» **WHAT IS REQUIRED**
A verbatim copy of every entry is required. Produce it now.

» **DATA TO EXAMINE**
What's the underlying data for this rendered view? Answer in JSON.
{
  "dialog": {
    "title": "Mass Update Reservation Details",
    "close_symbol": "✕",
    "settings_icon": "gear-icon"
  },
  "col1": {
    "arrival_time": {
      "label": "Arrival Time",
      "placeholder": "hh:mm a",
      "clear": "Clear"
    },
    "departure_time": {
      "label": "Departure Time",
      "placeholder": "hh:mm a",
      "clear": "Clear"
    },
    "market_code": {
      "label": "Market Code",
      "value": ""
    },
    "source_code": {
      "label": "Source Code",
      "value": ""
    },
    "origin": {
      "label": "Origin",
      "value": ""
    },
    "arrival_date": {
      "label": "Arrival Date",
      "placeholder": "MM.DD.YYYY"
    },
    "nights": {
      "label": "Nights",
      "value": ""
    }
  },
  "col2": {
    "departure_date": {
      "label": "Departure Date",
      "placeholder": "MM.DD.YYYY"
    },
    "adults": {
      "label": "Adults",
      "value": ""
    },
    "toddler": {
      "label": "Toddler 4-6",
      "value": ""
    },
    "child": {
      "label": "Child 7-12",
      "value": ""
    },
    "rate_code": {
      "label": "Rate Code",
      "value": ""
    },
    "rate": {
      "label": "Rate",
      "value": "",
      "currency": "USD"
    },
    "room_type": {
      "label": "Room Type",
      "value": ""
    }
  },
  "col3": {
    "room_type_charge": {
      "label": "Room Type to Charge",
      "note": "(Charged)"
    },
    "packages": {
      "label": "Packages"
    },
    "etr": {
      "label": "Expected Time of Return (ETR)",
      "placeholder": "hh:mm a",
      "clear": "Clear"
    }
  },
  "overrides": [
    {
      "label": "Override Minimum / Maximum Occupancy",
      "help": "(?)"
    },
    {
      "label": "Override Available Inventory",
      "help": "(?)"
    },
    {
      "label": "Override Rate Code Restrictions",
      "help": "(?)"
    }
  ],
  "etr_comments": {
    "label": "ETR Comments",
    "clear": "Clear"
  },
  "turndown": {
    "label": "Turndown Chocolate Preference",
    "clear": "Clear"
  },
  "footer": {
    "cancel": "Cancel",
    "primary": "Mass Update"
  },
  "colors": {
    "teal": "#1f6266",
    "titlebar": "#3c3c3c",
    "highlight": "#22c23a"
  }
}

» **TASK ANSWER**
What's the underlying data for this rendered view? Answer in JSON.
{
  "dialog": {
    "title": "Mass Update Reservation Details",
    "close_symbol": "✕",
    "settings_icon": "gear-icon"
  },
  "col1": {
    "arrival_time": {
      "label": "Arrival Time",
      "placeholder": "hh:mm a",
      "clear": "Clear"
    },
    "departure_time": {
      "label": "Departure Time",
      "placeholder": "hh:mm a",
      "clear": "Clear"
    },
    "market_code": {
      "label": "Market Code",
      "value": ""
    },
    "source_code": {
      "label": "Source Code",
      "value": ""
    },
    "origin": {
      "label": "Origin",
      "value": ""
    },
    "arrival_date": {
      "label": "Arrival Date",
      "placeholder": "MM.DD.YYYY"
    },
    "nights": {
      "label": "Nights",
      "value": ""
    }
  },
  "col2": {
    "departure_date": {
      "label": "Departure Date",
      "placeholder": "MM.DD.YYYY"
    },
    "adults": {
      "label": "Adults",
      "value": ""
    },
    "toddler": {
      "label": "Toddler 4-6",
      "value": ""
    },
    "child": {
      "label": "Child 7-12",
      "value": ""
    },
    "rate_code": {
      "label": "Rate Code",
      "value": ""
    },
    "rate": {
      "label": "Rate",
      "value": "",
      "currency": "USD"
    },
    "room_type": {
      "label": "Room Type",
      "value": ""
    }
  },
  "col3": {
    "room_type_charge": {
      "label": "Room Type to Charge",
      "note": "(Charged)"
    },
    "packages": {
      "label": "Packages"
    },
    "etr": {
      "label": "Expected Time of Return (ETR)",
      "placeholder": "hh:mm a",
      "clear": "Clear"
    }
  },
  "overrides": [
    {
      "label": "Override Minimum / Maximum Occupancy",
      "help": "(?)"
    },
    {
      "label": "Override Available Inventory",
      "help": "(?)"
    },
    {
      "label": "Override Rate Code Restrictions",
      "help": "(?)"
    }
  ],
  "etr_comments": {
    "label": "ETR Comments",
    "clear": "Clear"
  },
  "turndown": {
    "label": "Turndown Chocolate Preference",
    "clear": "Clear"
  },
  "footer": {
    "cancel": "Cancel",
    "primary": "Mass Update"
  },
  "colors": {
    "teal": "#1f6266",
    "titlebar": "#3c3c3c",
    "highlight": "#22c23a"
  }
}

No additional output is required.